EXERCISE AIM:
Go through the data below and return each line where the string "icon" occurs.

Element data from apps and pages
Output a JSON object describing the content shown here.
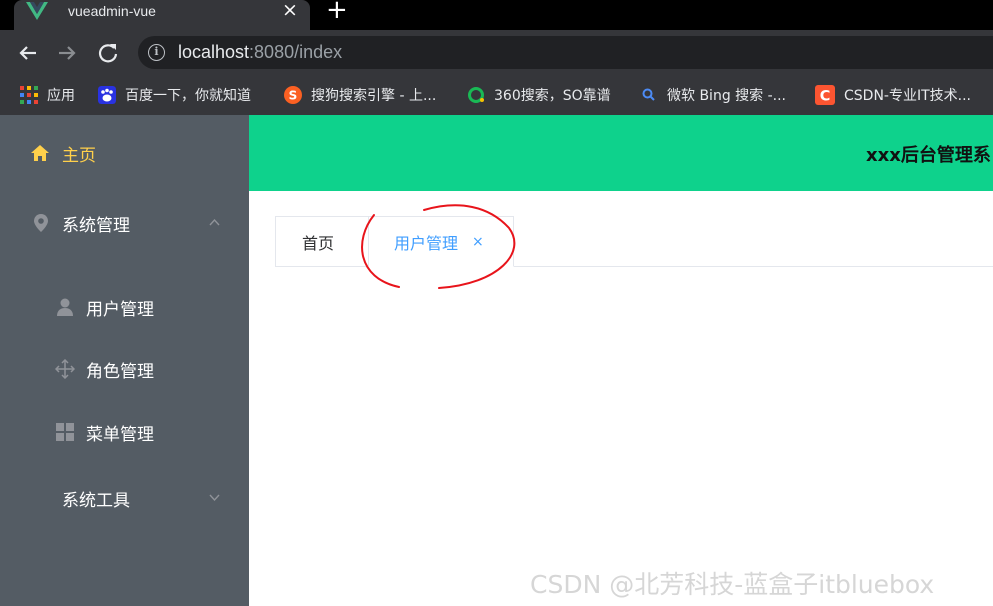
{
  "browser": {
    "tab_title": "vueadmin-vue",
    "tab_close": "×",
    "new_tab": "+",
    "url_host": "localhost",
    "url_rest": ":8080/index"
  },
  "bookmarks": [
    {
      "label": "应用",
      "icon": "apps-grid-icon"
    },
    {
      "label": "百度一下，你就知道",
      "icon": "baidu-icon"
    },
    {
      "label": "搜狗搜索引擎 - 上...",
      "icon": "sogou-icon"
    },
    {
      "label": "360搜索，SO靠谱",
      "icon": "360-search-icon"
    },
    {
      "label": "微软 Bing 搜索 -...",
      "icon": "bing-search-icon"
    },
    {
      "label": "CSDN-专业IT技术...",
      "icon": "csdn-icon"
    }
  ],
  "sidebar": {
    "home": "主页",
    "system_management": "系统管理",
    "user_management": "用户管理",
    "role_management": "角色管理",
    "menu_management": "菜单管理",
    "system_tools": "系统工具",
    "active_color": "#ffd04b",
    "background": "#545c64"
  },
  "header": {
    "title": "xxx后台管理系",
    "background": "#0ed28c"
  },
  "tabs": {
    "home": "首页",
    "user_management": "用户管理",
    "close": "×",
    "active_color": "#409eff"
  },
  "watermark": "CSDN @北芳科技-蓝盒子itbluebox"
}
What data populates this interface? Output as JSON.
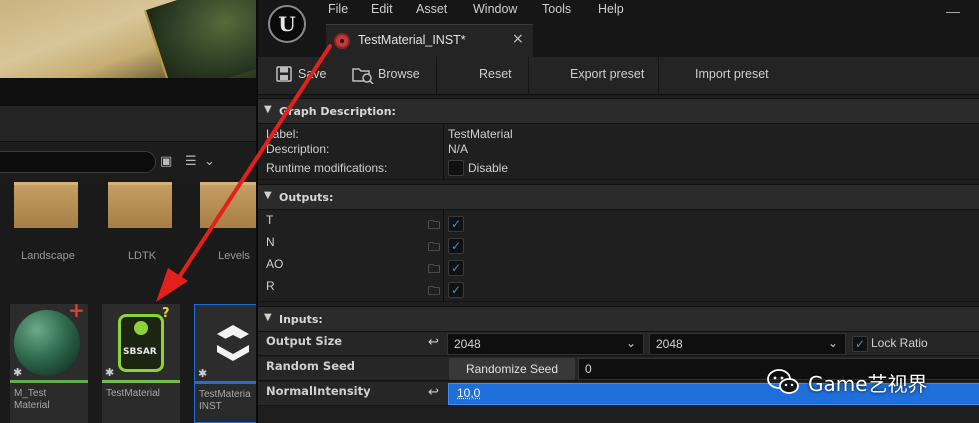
{
  "menu": [
    "File",
    "Edit",
    "Asset",
    "Window",
    "Tools",
    "Help"
  ],
  "tab": {
    "title": "TestMaterial_INST*",
    "close": "×"
  },
  "toolbar": {
    "save": "Save",
    "browse": "Browse",
    "reset": "Reset",
    "export_preset": "Export preset",
    "import_preset": "Import preset"
  },
  "graph_description": {
    "title": "Graph Description:",
    "label_key": "Label:",
    "label_value": "TestMaterial",
    "description_key": "Description:",
    "description_value": "N/A",
    "runtime_key": "Runtime modifications:",
    "runtime_value": "Disable",
    "runtime_checked": false
  },
  "outputs": {
    "title": "Outputs:",
    "items": [
      {
        "label": "T",
        "checked": true
      },
      {
        "label": "N",
        "checked": true
      },
      {
        "label": "AO",
        "checked": true
      },
      {
        "label": "R",
        "checked": true
      }
    ]
  },
  "inputs": {
    "title": "Inputs:",
    "output_size": {
      "label": "Output Size",
      "width": "2048",
      "height": "2048",
      "lock_ratio_label": "Lock Ratio",
      "lock_ratio_checked": true
    },
    "random_seed": {
      "label": "Random Seed",
      "button": "Randomize Seed",
      "value": "0"
    },
    "normal_intensity": {
      "label": "NormalIntensity",
      "value": "10,0",
      "progress_fraction": 1.0
    }
  },
  "content_browser": {
    "folders": [
      "Landscape",
      "LDTK",
      "Levels"
    ],
    "assets": [
      {
        "name_line1": "M_Test",
        "name_line2": "Material",
        "badge": "+"
      },
      {
        "name_line1": "TestMaterial",
        "name_line2": "",
        "badge": "?",
        "thumb_text": "SBSAR"
      },
      {
        "name_line1": "TestMateria",
        "name_line2": "INST",
        "badge": ""
      }
    ]
  },
  "watermark": "Game艺视界",
  "colors": {
    "accent_blue": "#1e6fd9",
    "arrow_red": "#e3201b",
    "sbsar_green": "#8bd33b"
  }
}
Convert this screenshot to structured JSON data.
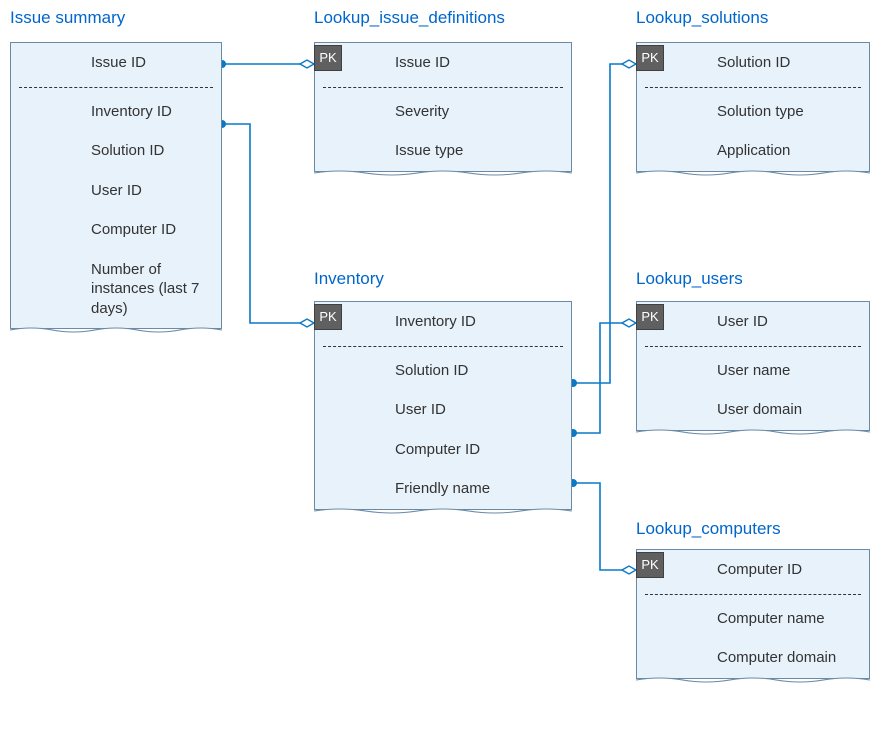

ANSWER TO THIS TASK:
      "icon": "apps-grid-icon"
      "icon": "baidu-icon"
      "icon": "sogou-icon"
      "icon": "360-search-icon"
      "icon": "bing-search-icon"
      "icon": "csdn-icon"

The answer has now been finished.